Evelyn’s family remembers her as someone who was a Jane of all trades with a natural knack – as a “reporter, editor, journalist, author, publisher, entrepreneur, and last but not least, a grave digger.”

Her publishing and entrepreneurship was demonstrated in the Fickle Nickel Press which she published from 1992 to 2008.

Born at St. Joseph’s Hospital in Stockton on June 28, 1946, Evelyn’s full name was Evelyn Lee “Bebe” Prouty. She graduated from Manteca High School, Class of 1964. She also attended Delta College in Stockton.

“She didn’t go to college, but she continued on to receive a lifetime of wisdom,” Bill said proudly. “She had a style,” he said about Evelyn’s natural writing abilities.

Being the author of Manteca’s definitive history to date, Evelyn was a natural choice as executive director of the Manteca Historical Museum, a position she held from March of 2008 until several months ago. That, and her penchant for genealogy and history. She served as president of the Historical Society for a number of years. She also had a green thumb and enjoyed puttering in the garden. The many lush perennials and annuals around the home place attest to that favorite hobby. She loved everything that grew on the property including the ancient towering sycamore tree that dwarfed the old house. But she always cautioned with her signature laughter not to plant sycamore on your property. Getting rid of the think and heavy leaves in the fall is not worth it, she would say, laughing.

In 2010, Evelyn was inducted into Manteca’s Hall of Fame for Community Service.

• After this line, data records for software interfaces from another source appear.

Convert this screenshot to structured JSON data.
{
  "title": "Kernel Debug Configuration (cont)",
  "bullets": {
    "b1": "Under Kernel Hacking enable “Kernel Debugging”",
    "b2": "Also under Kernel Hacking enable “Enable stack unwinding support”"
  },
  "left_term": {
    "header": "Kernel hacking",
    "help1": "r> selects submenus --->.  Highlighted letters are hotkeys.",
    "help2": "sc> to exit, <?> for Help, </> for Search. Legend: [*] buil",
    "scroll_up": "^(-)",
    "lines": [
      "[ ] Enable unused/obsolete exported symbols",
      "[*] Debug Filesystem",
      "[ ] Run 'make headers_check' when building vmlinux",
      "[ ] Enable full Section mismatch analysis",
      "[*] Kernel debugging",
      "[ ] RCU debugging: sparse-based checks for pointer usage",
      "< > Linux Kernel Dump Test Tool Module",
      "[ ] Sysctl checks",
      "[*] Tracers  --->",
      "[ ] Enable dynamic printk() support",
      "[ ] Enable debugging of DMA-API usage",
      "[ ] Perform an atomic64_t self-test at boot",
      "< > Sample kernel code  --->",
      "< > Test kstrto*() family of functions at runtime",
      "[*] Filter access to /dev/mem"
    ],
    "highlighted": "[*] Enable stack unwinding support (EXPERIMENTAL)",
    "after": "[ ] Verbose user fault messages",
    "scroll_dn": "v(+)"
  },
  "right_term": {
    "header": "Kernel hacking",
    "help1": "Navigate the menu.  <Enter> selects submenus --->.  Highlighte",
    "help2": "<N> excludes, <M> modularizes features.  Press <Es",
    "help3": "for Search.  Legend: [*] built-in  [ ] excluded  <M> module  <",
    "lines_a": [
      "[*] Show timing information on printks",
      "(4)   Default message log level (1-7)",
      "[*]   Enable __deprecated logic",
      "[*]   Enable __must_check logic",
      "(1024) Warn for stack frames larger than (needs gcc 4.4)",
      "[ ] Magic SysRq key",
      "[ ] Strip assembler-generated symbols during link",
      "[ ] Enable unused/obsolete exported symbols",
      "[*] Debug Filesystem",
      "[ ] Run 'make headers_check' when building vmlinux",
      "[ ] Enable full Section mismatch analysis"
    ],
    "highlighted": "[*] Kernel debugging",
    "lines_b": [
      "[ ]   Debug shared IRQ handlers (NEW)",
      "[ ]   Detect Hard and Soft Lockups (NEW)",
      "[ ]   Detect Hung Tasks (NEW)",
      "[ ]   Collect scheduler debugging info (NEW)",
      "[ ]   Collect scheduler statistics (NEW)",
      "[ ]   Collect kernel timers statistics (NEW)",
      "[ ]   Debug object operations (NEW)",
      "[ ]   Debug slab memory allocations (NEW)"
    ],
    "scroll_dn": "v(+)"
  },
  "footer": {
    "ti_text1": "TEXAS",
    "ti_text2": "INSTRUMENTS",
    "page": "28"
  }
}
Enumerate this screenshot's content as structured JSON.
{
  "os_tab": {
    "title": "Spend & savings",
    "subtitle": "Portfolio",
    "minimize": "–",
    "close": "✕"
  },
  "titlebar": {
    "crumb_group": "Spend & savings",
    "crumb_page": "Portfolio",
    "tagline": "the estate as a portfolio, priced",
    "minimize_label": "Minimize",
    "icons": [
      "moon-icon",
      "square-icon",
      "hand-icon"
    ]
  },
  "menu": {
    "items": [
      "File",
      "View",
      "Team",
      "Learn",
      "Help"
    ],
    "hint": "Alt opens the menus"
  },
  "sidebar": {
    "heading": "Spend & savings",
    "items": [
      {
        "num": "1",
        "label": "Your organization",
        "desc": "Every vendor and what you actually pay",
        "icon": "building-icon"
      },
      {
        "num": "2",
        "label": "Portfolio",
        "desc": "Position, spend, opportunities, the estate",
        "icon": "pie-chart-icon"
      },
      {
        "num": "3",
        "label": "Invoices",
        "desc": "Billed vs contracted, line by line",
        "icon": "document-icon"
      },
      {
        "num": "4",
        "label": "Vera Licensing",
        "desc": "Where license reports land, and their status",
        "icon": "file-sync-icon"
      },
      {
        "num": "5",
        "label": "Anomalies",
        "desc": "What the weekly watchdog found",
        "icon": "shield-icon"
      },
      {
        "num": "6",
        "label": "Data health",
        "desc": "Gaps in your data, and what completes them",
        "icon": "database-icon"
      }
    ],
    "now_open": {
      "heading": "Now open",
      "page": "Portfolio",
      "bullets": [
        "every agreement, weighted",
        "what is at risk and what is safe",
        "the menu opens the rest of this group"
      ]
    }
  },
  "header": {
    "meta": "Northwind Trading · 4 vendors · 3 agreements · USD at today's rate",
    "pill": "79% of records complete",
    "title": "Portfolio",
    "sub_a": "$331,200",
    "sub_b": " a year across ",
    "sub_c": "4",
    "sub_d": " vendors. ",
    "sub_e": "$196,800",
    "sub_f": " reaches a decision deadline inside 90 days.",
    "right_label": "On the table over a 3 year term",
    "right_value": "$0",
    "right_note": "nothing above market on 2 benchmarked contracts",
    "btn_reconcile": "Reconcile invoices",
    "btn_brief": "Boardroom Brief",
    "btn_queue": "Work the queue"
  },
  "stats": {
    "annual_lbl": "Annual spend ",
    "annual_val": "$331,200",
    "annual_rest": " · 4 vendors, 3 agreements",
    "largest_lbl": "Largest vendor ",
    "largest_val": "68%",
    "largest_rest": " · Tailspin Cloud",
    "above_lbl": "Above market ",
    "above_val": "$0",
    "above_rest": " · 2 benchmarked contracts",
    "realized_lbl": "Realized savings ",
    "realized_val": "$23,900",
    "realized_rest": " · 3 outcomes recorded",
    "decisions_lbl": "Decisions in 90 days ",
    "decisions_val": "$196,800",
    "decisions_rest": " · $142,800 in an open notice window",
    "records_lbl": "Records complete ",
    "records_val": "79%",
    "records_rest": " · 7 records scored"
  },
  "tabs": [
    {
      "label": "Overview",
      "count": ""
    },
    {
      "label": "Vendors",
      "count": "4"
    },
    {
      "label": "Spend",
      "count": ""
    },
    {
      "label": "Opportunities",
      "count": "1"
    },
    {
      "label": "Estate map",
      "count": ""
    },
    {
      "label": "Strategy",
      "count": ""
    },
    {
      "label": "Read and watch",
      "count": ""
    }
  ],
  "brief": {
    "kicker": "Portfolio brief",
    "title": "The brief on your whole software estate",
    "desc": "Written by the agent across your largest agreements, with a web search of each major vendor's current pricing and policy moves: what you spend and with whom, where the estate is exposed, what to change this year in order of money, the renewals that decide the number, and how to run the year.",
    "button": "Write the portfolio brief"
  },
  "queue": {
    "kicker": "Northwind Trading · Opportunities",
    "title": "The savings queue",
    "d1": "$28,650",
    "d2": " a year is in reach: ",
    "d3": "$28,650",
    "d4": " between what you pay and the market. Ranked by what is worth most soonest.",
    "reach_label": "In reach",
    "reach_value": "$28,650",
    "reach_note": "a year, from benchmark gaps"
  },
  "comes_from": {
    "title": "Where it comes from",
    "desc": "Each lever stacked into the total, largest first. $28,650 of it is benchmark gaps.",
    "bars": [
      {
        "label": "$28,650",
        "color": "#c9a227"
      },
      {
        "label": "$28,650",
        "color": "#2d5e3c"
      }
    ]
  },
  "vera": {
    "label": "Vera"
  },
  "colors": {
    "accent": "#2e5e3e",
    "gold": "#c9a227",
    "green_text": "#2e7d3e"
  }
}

She is survived by her life partner of 24 years, Bill Good, of Manteca; son, Alan Thompson, and Cammie Blankenship of Manteca; daughter Kathy (Thompson) Van Steyn and son-in-law David Van Steyn, Sr., of Galt; grandchildren, Chelsea Van Steyn of Galt, Renee Ramirez of Manteca, and Jose Ramirez of Galt, along with other family members and friends.

She was preceded in death by her daughter, Kendra Lee Thompson, and her parents, Richard Lee Prouty and Muriel May (Miller) Prouty.

A memorial service will be held Monday, Aug. 4, starting at 10 a.m. at P.L. Fry & Son, 290 N. Union Road in Manteca.

In lieu of flowers, donations may be sent to Manteca Historical Society, P.O.  Box 907, Manteca, CA 95336; or they may be delivered in person to the Manteca Museum at 600 W. Yosemite Avenue.


To contact Rose Albano Risso, email or call 209.249.3536.